I did it! I have now attended three births as a doula-in-training, or whatever the term is, and gotten good reviews on all of them, so I have now finished all of the big, daunting stuff on my DONA checklist. I still have a few odds and ends to finish up, mostly essay writing and collecting character references, and I need to attend a breastfeeding class as well. There's one perk from the unexpected pregnancy: I won't look at all out of place at the breastfeeding workshop! But the really big hurdles- the three days of out of town classes, the lining up of three births, the attending of the births and all the necessary caveats being fulfilled (for instance, you have to arrive at the birth at the beginning of "active" labor, or by four centimeters dilation, and I just barely made it on this last one! Also, only one out of the three can be a c-section, so after my first birth I was holding my breath praying the other two wouldn't be!) are completed.
The birth went wonderfully, only five hours of labor and another pushing phase so rapid that the nurse very nearly did the baby catching- the doctor literally flew in just in time to slap on some gloves and support the head as it crowned. It was the mom's second birth but first one attempting to go drug free, so I was very proud of her. The nurses and I kept saying that we couldn't believe she had ever requested an epidural her first time around, since she seemed to have an amazing capacity for coping with labor pain on her own. I never even heard her mention wanting one this time; in fact, she barely made noise at all beyond glancing up at the her laptop screen between contractions to reassure her husband (who was watching via Skype from Afghanistan) that yes, she was ok, but yes, it really really hurt. That part was so cool- the laptop screen was right over her shoulder during delivery, so he got to see the baby lifted to her chest almost as if he was there, and he cried just as if he was there, too. :)
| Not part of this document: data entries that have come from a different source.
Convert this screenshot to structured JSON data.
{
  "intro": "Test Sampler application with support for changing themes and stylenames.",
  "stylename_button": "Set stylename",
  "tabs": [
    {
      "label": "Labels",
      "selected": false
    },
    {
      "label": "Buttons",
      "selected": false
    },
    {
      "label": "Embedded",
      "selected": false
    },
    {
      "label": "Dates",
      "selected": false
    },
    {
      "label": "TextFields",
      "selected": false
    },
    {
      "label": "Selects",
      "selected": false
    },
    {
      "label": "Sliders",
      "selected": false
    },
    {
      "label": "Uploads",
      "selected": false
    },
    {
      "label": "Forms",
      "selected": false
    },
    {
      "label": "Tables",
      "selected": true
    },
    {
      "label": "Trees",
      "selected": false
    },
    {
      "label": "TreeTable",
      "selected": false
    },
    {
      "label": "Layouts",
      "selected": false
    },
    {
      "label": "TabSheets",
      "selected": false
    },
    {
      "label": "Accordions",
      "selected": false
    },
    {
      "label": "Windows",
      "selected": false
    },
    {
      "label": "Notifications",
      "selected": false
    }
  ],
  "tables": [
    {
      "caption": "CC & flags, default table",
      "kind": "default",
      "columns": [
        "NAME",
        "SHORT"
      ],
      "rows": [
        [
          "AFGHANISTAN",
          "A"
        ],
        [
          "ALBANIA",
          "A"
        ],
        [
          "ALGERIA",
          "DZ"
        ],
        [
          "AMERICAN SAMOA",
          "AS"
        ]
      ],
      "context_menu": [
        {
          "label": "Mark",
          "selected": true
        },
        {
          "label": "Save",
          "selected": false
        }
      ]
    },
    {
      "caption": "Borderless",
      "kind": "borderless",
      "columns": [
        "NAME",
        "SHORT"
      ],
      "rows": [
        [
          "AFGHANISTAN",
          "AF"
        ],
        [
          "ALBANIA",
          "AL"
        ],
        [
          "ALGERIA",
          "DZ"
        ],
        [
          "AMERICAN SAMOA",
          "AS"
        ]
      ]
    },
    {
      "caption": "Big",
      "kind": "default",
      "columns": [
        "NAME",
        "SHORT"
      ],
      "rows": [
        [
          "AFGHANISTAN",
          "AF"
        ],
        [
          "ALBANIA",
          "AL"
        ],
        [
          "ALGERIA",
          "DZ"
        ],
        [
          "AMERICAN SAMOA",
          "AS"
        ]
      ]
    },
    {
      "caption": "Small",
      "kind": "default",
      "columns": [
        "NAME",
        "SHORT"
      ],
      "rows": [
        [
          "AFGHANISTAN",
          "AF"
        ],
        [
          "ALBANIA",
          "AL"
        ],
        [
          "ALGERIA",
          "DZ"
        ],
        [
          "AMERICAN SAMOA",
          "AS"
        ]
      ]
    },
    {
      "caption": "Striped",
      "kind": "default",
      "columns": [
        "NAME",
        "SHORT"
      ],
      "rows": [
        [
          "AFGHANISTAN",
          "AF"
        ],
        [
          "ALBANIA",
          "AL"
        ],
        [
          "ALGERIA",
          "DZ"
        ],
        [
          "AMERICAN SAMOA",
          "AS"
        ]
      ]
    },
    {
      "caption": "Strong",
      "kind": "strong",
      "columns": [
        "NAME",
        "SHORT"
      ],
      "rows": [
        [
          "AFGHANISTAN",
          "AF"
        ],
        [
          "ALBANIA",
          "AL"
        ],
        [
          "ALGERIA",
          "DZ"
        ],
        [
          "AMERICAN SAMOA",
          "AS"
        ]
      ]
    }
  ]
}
She had planned a water birth, but ended up getting out of the jacuzzi right at the end for the delivery since the doctor wasn't there yet and the nurses aren't allowed to deliver the babies in the tub, apparently. She didn't seem too disappointed though- I think by the end who really cares as long as you can push! It was cool watching someone labor and transition in the water. It really brought back memories of Jameson's birth, and the vivid, specific feeling of rocking on my hands and knees in the water, feeling him rotate and move down my spine. This mom chose basically all the same positions I did, so I had this weird de ja vu, watching her. I also now have new understanding for how hard it is physically to support someone while they're in the water. All that leaning to rub the mom's back and squeeze her hips gets exhausting! So, you know, thanks four months in advance, Jim and Stacy!
Speaking of that, it was hard to shake off the "Holy crap, I'm going to be the one in this exact room having a baby in a few months!" thought and get my game face on for this delivery. I'm at the phase where every little thing I do triggers those thoughts though- from switching the clocks ahead an hour to getting out the next season of clothes. It all makes me think, "Yikes, next time I do this there's going to be a BABY here!"